February 21 @ 6:30 pm - 8:00 pm
Free Cross-Promoted Lecture at the Jefferson Market Library:
This will be an in-person lecture held at:
Jefferson Market Library
425 Avenue of the Americas
New York, NY 10011
In the years after emancipation (1865), formerly enslaved Americans took out newspaper ads by the thousands, looking for family members and other loved ones separated during the domestic slave trade. Each ad tells the story of a family formed in slavery and torn apart by sale. Since 2017, Judith Giesberg, Professor of History at Villanova University, has directed Last Seen: Finding Family After Slavery, a project with a team of scholars working to identify, digitize, transcribe, and publish these ads from Black newspapers across America.
The ads began appearing in the 1830s, proliferated after emancipation, and continued well into the 20th century. While documenting separation of Black families through the domestic slave trade, they also attest to the persistent efforts thousands of people made to reunite with loved ones. Parents, siblings and children searched for each other, and men and women looked for partners and spouses, providing names, describing events, and recalling last seen locations. All this information, crucial to genealogists and scholars alike, is published in an open-access form on the Last Seen website.
The team initially aimed to publish 1,000 postbellum ads from a few newspapers, to help document the transition from slavery to freedom. The project now includes over 4,500 ads, spanning eight decades, from 275 newspapers.
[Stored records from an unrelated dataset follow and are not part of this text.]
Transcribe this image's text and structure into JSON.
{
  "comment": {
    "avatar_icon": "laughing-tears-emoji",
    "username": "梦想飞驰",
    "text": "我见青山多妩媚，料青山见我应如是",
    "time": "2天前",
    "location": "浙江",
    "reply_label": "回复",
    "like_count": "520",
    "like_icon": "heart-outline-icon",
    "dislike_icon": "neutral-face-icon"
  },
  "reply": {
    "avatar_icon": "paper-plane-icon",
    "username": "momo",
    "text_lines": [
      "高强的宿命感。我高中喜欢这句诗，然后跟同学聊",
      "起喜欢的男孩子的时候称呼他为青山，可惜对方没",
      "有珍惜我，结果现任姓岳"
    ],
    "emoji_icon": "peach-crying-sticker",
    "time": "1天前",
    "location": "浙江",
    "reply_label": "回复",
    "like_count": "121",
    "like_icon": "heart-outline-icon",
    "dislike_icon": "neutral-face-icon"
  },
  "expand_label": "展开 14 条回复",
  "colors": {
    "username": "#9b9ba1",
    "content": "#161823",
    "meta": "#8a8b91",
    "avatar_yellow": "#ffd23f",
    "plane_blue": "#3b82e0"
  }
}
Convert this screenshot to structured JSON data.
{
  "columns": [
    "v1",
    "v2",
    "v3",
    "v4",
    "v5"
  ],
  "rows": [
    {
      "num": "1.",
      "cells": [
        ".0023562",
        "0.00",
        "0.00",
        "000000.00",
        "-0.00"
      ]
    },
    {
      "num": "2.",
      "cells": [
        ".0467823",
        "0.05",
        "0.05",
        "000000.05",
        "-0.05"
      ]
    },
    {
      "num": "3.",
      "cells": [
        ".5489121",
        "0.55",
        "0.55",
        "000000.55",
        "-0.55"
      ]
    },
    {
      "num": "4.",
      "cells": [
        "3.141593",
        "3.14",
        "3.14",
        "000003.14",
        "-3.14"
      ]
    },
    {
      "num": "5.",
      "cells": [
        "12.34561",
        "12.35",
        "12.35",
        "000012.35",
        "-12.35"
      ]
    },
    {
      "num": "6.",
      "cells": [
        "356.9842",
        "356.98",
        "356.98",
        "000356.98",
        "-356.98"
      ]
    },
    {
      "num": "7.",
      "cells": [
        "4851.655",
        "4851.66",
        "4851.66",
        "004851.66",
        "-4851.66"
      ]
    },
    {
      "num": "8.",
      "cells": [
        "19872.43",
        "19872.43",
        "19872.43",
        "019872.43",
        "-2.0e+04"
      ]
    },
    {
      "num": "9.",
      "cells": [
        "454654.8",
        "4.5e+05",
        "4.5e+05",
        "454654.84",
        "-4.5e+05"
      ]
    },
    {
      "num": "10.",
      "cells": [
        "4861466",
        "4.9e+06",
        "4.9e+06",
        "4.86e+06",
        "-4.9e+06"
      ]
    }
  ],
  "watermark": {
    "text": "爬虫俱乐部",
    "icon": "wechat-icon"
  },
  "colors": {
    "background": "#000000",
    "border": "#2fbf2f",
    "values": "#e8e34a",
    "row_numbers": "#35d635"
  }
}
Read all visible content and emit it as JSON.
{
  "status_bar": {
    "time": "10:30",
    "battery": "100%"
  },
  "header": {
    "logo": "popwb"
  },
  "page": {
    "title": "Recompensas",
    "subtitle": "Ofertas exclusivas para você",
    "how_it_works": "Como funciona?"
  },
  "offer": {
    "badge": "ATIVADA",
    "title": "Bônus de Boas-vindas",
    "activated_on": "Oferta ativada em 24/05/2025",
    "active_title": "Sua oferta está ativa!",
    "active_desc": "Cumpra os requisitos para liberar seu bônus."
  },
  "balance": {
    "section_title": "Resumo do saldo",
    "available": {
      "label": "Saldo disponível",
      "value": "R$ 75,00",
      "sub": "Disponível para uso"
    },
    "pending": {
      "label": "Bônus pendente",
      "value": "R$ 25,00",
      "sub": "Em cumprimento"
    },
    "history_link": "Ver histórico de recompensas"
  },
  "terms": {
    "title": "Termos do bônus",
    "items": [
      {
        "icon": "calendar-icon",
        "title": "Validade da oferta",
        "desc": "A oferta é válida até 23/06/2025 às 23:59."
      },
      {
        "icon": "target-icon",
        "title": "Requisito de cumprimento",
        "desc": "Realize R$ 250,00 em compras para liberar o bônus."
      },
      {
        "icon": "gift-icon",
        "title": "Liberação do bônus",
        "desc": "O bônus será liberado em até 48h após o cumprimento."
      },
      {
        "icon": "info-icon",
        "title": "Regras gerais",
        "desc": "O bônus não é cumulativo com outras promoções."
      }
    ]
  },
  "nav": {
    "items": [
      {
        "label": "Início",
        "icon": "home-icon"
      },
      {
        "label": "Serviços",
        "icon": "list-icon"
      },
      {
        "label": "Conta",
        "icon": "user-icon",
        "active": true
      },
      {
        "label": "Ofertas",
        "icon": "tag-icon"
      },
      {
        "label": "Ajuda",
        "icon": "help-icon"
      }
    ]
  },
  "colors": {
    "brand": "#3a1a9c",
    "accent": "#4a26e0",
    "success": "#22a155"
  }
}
Its goal is to publish 5,000 ads, making them freely available to the descendants of enslaved people. Last Seen also offers lesson plans and other classroom resources for teachers (at all grade levels) to help teach the hard history of slavery.
Presented in the first floor Willa Cather Room.
Judith Giesberg is Robert M. Birmingham Chair in the Humanities and Professor of History at Villanova University. Her books include Civil War Sisterhood: The United States Sanitary Commission and Women’s Politics in Transition (Boston: Northeastern University Press, 2000);“Army at Home:” Women and the Civil War on the Northern Home Front (Chapel Hill: University of North Carolina Press, 2009); Keystone State in Crisis: Pennsylvania in the Civil War (Pennsylvania Historical Association, 2013); Emilie Davis’s Civil War: The Diaries of a Free Black Woman in Philadelphia, 1863-1865 (State College: Pennsylvania State University Press, 2014); and Sex and the Civil War: Soldiers, Pornography, and the Making of Modern Morality (University of North Carolina Press, 2017).